In Los Angeles, the ideal cable franchise would be an all-digital one as soon as 2006, with enough bandwidth set aside for a variety of new public-spirited video-on-demand services, premium high-speed Internet speeds for all who want them and local-news programming everywhere.
That’s the blueprint a City Council committee received from the Annenberg School of Communications at the University of Southern California.
An all-digital conversion would free up 450 megahertz of bandwidth currently carrying analog signals. That capacity could be used for such forward-looking applications as public, educational and government programming on-demand, Annenberg visiting professor Jonathan Taplin said.
The cable platform should also be open to allow accessibility to all voices in the community, he added. "If you get to an all-digital system, you have bandwidth to burn," he told city officials at USC March 4.
Los Angeles is in informal talks with operators for new franchises in all 14 cable areas.

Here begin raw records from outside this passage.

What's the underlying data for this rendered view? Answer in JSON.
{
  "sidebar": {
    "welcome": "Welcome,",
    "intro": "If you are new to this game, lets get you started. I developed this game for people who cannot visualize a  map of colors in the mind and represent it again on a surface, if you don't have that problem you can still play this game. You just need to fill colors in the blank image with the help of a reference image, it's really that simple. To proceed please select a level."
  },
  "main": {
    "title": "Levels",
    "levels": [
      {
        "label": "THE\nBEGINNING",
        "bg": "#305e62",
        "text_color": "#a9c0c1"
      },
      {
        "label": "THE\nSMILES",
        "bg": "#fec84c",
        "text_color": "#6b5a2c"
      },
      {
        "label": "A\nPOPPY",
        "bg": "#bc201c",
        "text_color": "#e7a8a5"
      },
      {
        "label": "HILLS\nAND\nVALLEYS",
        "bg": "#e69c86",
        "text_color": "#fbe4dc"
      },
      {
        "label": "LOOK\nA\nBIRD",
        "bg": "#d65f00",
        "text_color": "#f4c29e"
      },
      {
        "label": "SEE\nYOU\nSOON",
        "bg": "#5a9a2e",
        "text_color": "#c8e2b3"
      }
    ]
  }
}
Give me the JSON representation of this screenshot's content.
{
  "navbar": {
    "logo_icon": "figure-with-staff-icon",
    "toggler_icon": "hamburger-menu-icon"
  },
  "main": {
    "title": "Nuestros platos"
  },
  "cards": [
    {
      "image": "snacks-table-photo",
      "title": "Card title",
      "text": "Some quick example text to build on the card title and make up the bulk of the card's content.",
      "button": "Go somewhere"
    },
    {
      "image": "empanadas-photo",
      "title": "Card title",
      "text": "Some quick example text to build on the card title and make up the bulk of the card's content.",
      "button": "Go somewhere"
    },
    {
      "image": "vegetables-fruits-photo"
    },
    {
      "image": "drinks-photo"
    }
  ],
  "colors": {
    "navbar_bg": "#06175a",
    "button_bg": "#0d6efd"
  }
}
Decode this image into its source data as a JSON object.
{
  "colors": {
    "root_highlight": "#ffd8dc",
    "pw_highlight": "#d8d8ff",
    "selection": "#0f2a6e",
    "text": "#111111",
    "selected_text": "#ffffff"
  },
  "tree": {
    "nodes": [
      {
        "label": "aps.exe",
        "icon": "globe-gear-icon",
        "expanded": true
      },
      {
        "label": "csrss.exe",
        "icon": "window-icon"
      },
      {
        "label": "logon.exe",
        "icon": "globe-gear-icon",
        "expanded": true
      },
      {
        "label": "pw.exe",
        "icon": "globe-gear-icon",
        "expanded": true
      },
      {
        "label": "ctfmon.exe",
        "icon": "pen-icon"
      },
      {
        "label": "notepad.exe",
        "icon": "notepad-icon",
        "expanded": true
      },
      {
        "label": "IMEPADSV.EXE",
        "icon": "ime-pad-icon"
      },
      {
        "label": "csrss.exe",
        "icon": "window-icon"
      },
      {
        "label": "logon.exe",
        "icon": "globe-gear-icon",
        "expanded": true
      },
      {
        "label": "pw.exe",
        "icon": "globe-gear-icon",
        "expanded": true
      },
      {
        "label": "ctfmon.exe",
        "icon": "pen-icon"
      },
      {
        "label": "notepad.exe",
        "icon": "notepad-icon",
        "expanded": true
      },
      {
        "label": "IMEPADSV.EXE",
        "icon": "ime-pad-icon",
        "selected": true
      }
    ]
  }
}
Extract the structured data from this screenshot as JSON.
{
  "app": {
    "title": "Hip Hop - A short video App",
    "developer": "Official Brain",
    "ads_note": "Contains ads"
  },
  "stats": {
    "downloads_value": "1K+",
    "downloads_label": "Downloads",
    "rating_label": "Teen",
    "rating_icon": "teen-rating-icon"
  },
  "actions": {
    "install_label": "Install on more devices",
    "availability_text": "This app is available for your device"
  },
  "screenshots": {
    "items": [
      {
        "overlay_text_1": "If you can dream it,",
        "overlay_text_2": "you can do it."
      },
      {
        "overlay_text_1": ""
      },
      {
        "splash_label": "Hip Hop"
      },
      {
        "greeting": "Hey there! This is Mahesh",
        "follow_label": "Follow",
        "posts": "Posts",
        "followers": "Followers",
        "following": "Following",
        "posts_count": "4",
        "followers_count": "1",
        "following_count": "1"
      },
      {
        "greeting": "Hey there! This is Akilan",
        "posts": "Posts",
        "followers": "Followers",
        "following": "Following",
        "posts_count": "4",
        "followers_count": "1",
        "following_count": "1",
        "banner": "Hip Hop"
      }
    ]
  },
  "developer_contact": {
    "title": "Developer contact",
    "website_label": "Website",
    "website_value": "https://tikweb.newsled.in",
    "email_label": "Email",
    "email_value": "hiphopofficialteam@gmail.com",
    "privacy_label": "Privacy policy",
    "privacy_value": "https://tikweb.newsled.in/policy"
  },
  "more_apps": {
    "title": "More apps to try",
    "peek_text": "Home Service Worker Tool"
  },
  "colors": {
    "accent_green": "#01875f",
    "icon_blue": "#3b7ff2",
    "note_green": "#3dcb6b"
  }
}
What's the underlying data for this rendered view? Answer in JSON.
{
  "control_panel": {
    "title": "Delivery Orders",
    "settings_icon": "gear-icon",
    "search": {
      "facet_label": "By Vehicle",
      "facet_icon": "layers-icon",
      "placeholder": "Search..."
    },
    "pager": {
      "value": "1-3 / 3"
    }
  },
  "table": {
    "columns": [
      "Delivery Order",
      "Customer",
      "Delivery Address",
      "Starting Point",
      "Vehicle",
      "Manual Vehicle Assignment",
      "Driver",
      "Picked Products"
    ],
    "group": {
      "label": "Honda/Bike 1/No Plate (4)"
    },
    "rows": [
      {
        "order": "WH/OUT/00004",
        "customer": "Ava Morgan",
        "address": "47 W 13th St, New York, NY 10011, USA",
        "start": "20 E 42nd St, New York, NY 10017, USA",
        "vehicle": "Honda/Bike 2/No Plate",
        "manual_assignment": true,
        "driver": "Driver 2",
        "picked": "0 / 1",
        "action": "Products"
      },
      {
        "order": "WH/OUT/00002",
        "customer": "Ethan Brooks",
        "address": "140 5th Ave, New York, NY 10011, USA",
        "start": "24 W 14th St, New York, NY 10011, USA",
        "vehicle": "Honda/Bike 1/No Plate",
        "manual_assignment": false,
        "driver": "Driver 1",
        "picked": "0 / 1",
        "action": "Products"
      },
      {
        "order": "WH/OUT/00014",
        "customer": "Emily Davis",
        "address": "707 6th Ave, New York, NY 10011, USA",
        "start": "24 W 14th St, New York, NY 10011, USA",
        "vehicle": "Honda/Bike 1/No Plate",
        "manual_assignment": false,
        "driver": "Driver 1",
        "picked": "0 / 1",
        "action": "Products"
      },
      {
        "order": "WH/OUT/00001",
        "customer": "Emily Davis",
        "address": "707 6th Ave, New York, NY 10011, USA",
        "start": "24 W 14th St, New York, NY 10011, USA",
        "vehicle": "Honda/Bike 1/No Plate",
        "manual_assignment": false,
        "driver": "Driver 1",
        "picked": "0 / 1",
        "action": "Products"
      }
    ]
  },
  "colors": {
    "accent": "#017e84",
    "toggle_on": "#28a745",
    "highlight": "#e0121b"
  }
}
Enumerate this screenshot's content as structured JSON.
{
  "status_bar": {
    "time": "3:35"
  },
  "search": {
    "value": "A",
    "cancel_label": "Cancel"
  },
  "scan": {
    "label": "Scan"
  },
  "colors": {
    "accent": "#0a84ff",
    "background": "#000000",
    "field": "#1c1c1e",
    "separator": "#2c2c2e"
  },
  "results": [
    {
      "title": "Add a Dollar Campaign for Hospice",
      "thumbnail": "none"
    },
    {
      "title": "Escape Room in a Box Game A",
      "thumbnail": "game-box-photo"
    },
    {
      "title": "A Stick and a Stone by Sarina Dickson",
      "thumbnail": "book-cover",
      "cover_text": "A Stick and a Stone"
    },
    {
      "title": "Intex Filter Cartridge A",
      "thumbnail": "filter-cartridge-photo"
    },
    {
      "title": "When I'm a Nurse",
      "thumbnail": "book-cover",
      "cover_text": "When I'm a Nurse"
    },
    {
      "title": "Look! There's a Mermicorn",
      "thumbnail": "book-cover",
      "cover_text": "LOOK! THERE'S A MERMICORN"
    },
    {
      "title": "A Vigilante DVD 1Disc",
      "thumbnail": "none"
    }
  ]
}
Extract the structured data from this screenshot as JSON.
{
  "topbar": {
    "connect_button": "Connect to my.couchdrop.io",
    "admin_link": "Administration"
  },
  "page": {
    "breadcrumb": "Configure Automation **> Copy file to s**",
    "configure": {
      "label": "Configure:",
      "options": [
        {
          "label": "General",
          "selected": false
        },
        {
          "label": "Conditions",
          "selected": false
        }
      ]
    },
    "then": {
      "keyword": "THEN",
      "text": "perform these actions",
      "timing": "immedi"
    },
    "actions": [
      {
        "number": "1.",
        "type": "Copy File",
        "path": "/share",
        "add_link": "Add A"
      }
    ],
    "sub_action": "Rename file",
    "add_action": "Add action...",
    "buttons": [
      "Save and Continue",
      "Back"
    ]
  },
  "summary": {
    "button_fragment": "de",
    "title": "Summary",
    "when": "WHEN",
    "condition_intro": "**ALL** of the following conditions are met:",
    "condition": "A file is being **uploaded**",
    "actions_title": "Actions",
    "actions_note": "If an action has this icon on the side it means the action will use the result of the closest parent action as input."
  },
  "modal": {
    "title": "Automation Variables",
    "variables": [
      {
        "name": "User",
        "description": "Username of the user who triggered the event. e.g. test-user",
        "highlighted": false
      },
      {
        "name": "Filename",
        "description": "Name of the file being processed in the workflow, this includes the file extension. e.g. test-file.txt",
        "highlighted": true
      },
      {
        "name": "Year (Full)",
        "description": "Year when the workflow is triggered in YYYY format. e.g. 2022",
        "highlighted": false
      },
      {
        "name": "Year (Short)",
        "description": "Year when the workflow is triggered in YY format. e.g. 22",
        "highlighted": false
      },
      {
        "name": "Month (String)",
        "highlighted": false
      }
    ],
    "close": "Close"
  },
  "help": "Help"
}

It is seeking new agreements with Adelphia Communications Corp., Comcast Corp., Cox Communications Inc., Time Warner Cable and Charter Communications Inc.
The city completed a needs assessment in December, but then the City Council’s Information Technology and General Services committee approached the Annenberg School for suggestions that go beyond the status quo, Taplin said.
For more on Los Angeles, please see Linda Haugsted’s story on page four of Monday’s issue of Multichannel News.